If you're a company-car driver, there's also the GLA 250 e plug-in hybrid to consider, which has far lower official CO2 emissions, so you’ll pay far less Benefit-in-Kind tax on it as a result. Early versions had a 10.6kWh battery pack, which allowed the car to drive for up to 39 miles on its electric motor alone. This resulted in official efficiency figures of up to 201.8mpg and from 31g/km of CO2. However, an electric range below 40 miles meant it just missed out on the lower BiK band available to PHEV models. During a 2023 facelift, however, the battery was increased in size to 16kWh, thus increasing range to 48 miles and dropping it from the 12% company car tax band to the 8% band, saving fleet car drivers a whole heap in tax bills.
Fitted with 2.0-litre turbocharged petrol engines and four-wheel drive, the GLA 35 and 45 S performance versions will be the most costly to drive. Fuel economy of up to 32.5mpg for the 35 doesn't appear too ruinous but is likely to be hard to match in reality. This drops to less than 30mpg for more powerful 45 S, while the correspondingly high CO2 emissions put both hot GLAs firmly in the top BiK band for business drivers.
Every standard petrol and diesel version of the GLA will cost the standard annual VED (road tax) rate from the second year onwards. The GLA 250 e plug-in hybrid qualifies for the discounted rate thanks to its petrol/electric powertrain. Despite being the smallest SUV offered by Mercedes, most models cost more than £40,000, and as such are liable for the additional VED surcharge from the second year onwards for five years.
Insurance groups for the latest GLA span from 25-27 for the entry-level petrol and 26-32 out of 50 for diesel versions, putting them in the same ballpark as rival SUVs. Meanwhile, the GLA 250 e PHEV is in groups 36-37. The AMG models are a different story, with insurance groups of around 40 making them amongst the most expensive small SUVs to cover.
Every Mercedes model has a three-year, unlimited mileage warranty that's identical to BMW's and slightly more generous than the 60,000-mile policy from Audi and Volkswagen. There's also up to 30 years of European breakdown cover, so long as you maintain the car's service schedule with Mercedes.

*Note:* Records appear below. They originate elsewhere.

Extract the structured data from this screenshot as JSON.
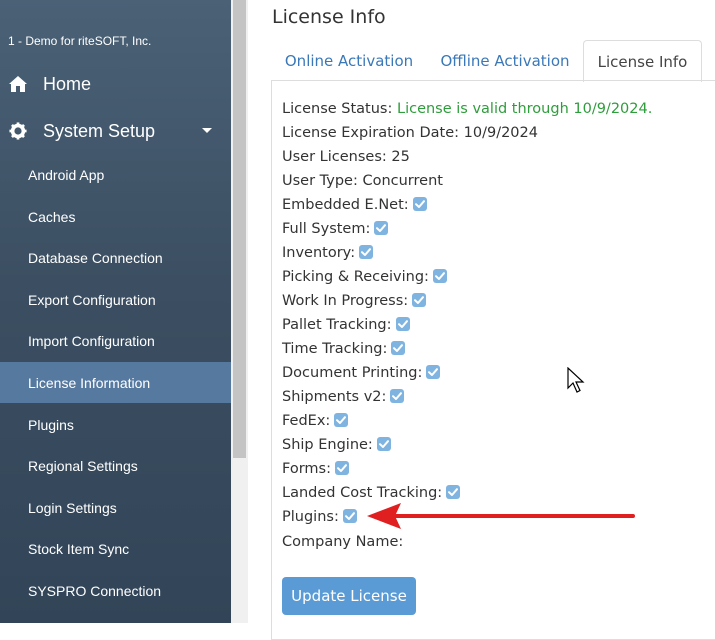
{
  "sidebar": {
    "company": "1 - Demo for riteSOFT, Inc.",
    "home": {
      "label": "Home",
      "icon": "home-icon"
    },
    "system_setup": {
      "label": "System Setup",
      "icon": "gear-icon"
    },
    "items": [
      {
        "label": "Android App"
      },
      {
        "label": "Caches"
      },
      {
        "label": "Database Connection"
      },
      {
        "label": "Export Configuration"
      },
      {
        "label": "Import Configuration"
      },
      {
        "label": "License Information",
        "active": true
      },
      {
        "label": "Plugins"
      },
      {
        "label": "Regional Settings"
      },
      {
        "label": "Login Settings"
      },
      {
        "label": "Stock Item Sync"
      },
      {
        "label": "SYSPRO Connection"
      }
    ]
  },
  "page": {
    "title": "License Info",
    "tabs": [
      {
        "label": "Online Activation"
      },
      {
        "label": "Offline Activation"
      },
      {
        "label": "License Info",
        "active": true
      }
    ]
  },
  "license": {
    "status_label": "License Status:",
    "status_value": "License is valid through 10/9/2024.",
    "expiration": "License Expiration Date: 10/9/2024",
    "user_licenses": "User Licenses: 25",
    "user_type": "User Type: Concurrent",
    "features": [
      {
        "label": "Embedded E.Net:",
        "checked": true
      },
      {
        "label": "Full System:",
        "checked": true
      },
      {
        "label": "Inventory:",
        "checked": true
      },
      {
        "label": "Picking & Receiving:",
        "checked": true
      },
      {
        "label": "Work In Progress:",
        "checked": true
      },
      {
        "label": "Pallet Tracking:",
        "checked": true
      },
      {
        "label": "Time Tracking:",
        "checked": true
      },
      {
        "label": "Document Printing:",
        "checked": true
      },
      {
        "label": "Shipments v2:",
        "checked": true
      },
      {
        "label": "FedEx:",
        "checked": true
      },
      {
        "label": "Ship Engine:",
        "checked": true
      },
      {
        "label": "Forms:",
        "checked": true
      },
      {
        "label": "Landed Cost Tracking:",
        "checked": true
      },
      {
        "label": "Plugins:",
        "checked": true
      }
    ],
    "company_name": "Company Name:",
    "update_button": "Update License"
  },
  "colors": {
    "sidebar_bg": "#3f5366",
    "active_item": "#5679a0",
    "tab_link": "#3a78b8",
    "valid_green": "#2e9d3b",
    "checkbox": "#80b4e0",
    "button": "#5a9bd5",
    "annotation_arrow": "#e02020"
  }
}
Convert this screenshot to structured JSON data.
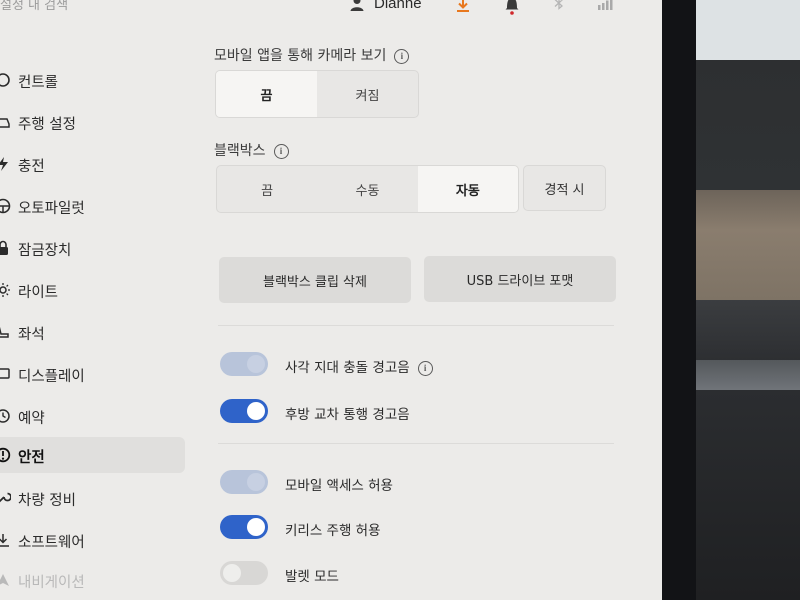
{
  "topbar": {
    "search_placeholder": "설정 내 검색",
    "user_name": "Dianne"
  },
  "sidebar": {
    "items": [
      {
        "label": "컨트롤",
        "icon": "toggle-icon"
      },
      {
        "label": "주행 설정",
        "icon": "car-icon"
      },
      {
        "label": "충전",
        "icon": "charging-icon"
      },
      {
        "label": "오토파일럿",
        "icon": "steering-wheel-icon"
      },
      {
        "label": "잠금장치",
        "icon": "lock-icon"
      },
      {
        "label": "라이트",
        "icon": "light-icon"
      },
      {
        "label": "좌석",
        "icon": "seat-icon"
      },
      {
        "label": "디스플레이",
        "icon": "display-icon"
      },
      {
        "label": "예약",
        "icon": "clock-icon"
      },
      {
        "label": "안전",
        "icon": "alert-icon",
        "active": true
      },
      {
        "label": "차량 정비",
        "icon": "wrench-icon"
      },
      {
        "label": "소프트웨어",
        "icon": "download-icon"
      },
      {
        "label": "내비게이션",
        "icon": "navigation-icon"
      }
    ]
  },
  "camera": {
    "title": "모바일 앱을 통해 카메라 보기",
    "options": [
      "끔",
      "켜짐"
    ],
    "selected": "끔"
  },
  "dashcam": {
    "title": "블랙박스",
    "options": [
      "끔",
      "수동",
      "자동"
    ],
    "selected": "자동",
    "extra_option": "경적 시"
  },
  "actions": {
    "delete_clips": "블랙박스 클립 삭제",
    "format_usb": "USB 드라이브 포맷"
  },
  "toggles_group1": [
    {
      "label": "사각 지대 충돌 경고음",
      "state": "on-disabled",
      "info": true
    },
    {
      "label": "후방 교차 통행 경고음",
      "state": "on"
    }
  ],
  "toggles_group2": [
    {
      "label": "모바일 액세스 허용",
      "state": "on-disabled"
    },
    {
      "label": "키리스 주행 허용",
      "state": "on"
    },
    {
      "label": "발렛 모드",
      "state": "off"
    }
  ]
}
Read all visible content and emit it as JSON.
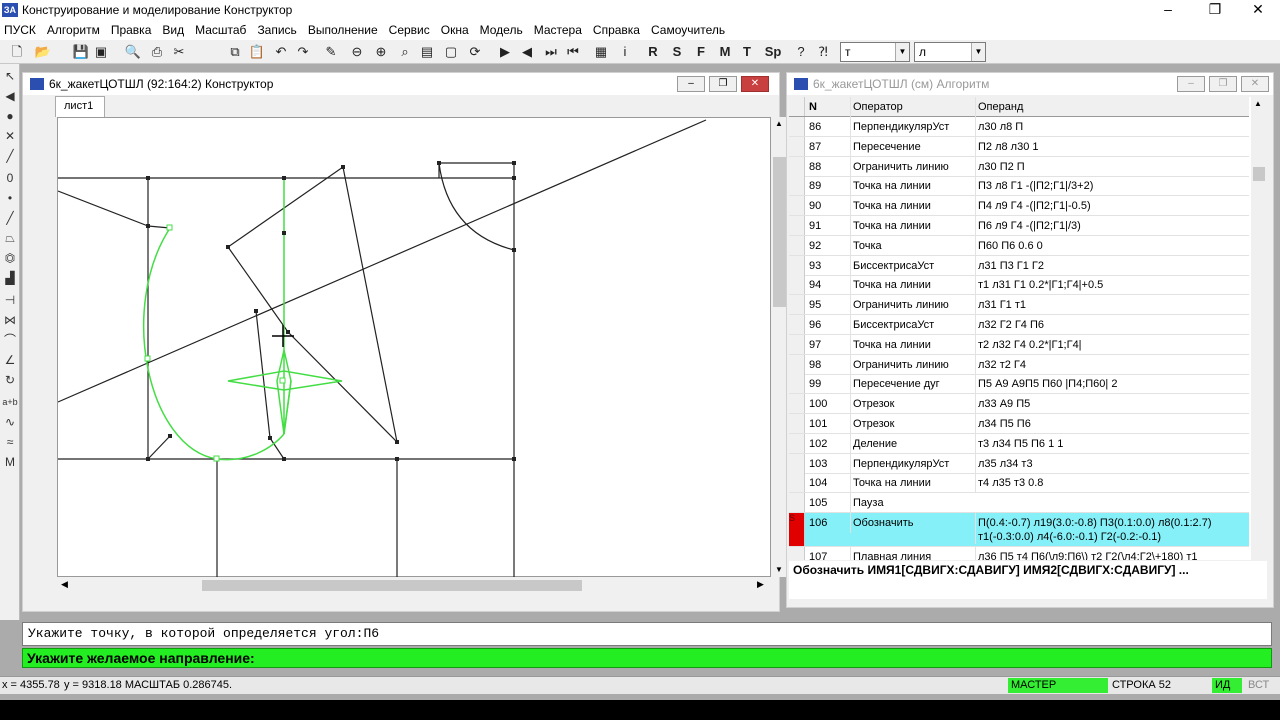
{
  "app": {
    "title": "Конструирование и моделирование  Конструктор",
    "icon_text": "ЗА"
  },
  "window_controls": {
    "minimize": "–",
    "restore": "❐",
    "close": "✕"
  },
  "menu": [
    "ПУСК",
    "Алгоритм",
    "Правка",
    "Вид",
    "Масштаб",
    "Запись",
    "Выполнение",
    "Сервис",
    "Окна",
    "Модель",
    "Мастера",
    "Справка",
    "Самоучитель"
  ],
  "toolbar": {
    "letters": [
      "R",
      "S",
      "F",
      "M",
      "T",
      "Sp"
    ],
    "select1": "т",
    "select2": "л"
  },
  "constructor": {
    "title": "6к_жакетЦОТШЛ (92:164:2) Конструктор",
    "tab": "лист1"
  },
  "algorithm": {
    "title": "6к_жакетЦОТШЛ (см) Алгоритм",
    "headers": {
      "n": "N",
      "operator": "Оператор",
      "operand": "Операнд"
    },
    "rows": [
      {
        "n": "86",
        "op": "ПерпендикулярУст",
        "arg": "л30 л8 П"
      },
      {
        "n": "87",
        "op": "Пересечение",
        "arg": "П2 л8 л30 1"
      },
      {
        "n": "88",
        "op": "Ограничить линию",
        "arg": "л30 П2 П"
      },
      {
        "n": "89",
        "op": "Точка на линии",
        "arg": "П3 л8 Г1 -(|П2;Г1|/3+2)"
      },
      {
        "n": "90",
        "op": "Точка на линии",
        "arg": "П4 л9 Г4 -(|П2;Г1|-0.5)"
      },
      {
        "n": "91",
        "op": "Точка на линии",
        "arg": "П6 л9 Г4 -(|П2;Г1|/3)"
      },
      {
        "n": "92",
        "op": "Точка",
        "arg": "П60 П6 0.6 0"
      },
      {
        "n": "93",
        "op": "БиссектрисаУст",
        "arg": "л31 П3 Г1 Г2"
      },
      {
        "n": "94",
        "op": "Точка на линии",
        "arg": "т1 л31 Г1 0.2*|Г1;Г4|+0.5"
      },
      {
        "n": "95",
        "op": "Ограничить линию",
        "arg": "л31 Г1 т1"
      },
      {
        "n": "96",
        "op": "БиссектрисаУст",
        "arg": "л32 Г2 Г4 П6"
      },
      {
        "n": "97",
        "op": "Точка на линии",
        "arg": "т2 л32 Г4 0.2*|Г1;Г4|"
      },
      {
        "n": "98",
        "op": "Ограничить линию",
        "arg": "л32 т2 Г4"
      },
      {
        "n": "99",
        "op": "Пересечение дуг",
        "arg": "П5 А9 А9П5 П60 |П4;П60| 2"
      },
      {
        "n": "100",
        "op": "Отрезок",
        "arg": "л33 А9 П5"
      },
      {
        "n": "101",
        "op": "Отрезок",
        "arg": "л34 П5 П6"
      },
      {
        "n": "102",
        "op": "Деление",
        "arg": "т3 л34 П5 П6 1 1"
      },
      {
        "n": "103",
        "op": "ПерпендикулярУст",
        "arg": "л35 л34 т3"
      },
      {
        "n": "104",
        "op": "Точка на линии",
        "arg": "т4 л35 т3 0.8"
      },
      {
        "n": "105",
        "op": "Пауза",
        "arg": ""
      }
    ],
    "selected": {
      "marker": "S",
      "n": "106",
      "op": "Обозначить",
      "arg": "П(0.4:-0.7) л19(3.0:-0.8) П3(0.1:0.0) л8(0.1:2.7) т1(-0.3:0.0) л4(-6.0:-0.1) Г2(-0.2:-0.1)"
    },
    "last": {
      "n": "107",
      "op": "Плавная линия",
      "arg": "л36 П5 т4 П6(\\л9;П6\\) т2 Г2(\\л4;Г2\\+180) т1"
    },
    "footer": "Обозначить ИМЯ1[СДВИГХ:СДАВИГУ] ИМЯ2[СДВИГХ:СДАВИГУ] ..."
  },
  "command": {
    "prompt": "Укажите точку, в которой определяется угол:П6",
    "active": "Укажите желаемое направление:"
  },
  "status": {
    "x": "x = 4355.78",
    "y": "y = 9318.18  МАСШТАБ 0.286745.",
    "mode": "МАСТЕР",
    "line": "СТРОКА 52",
    "id": "ИД",
    "ins": "ВСТ"
  }
}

Mercedes servicing isn't the cheapest but customers have the option of paying for maintenance in monthly instalments.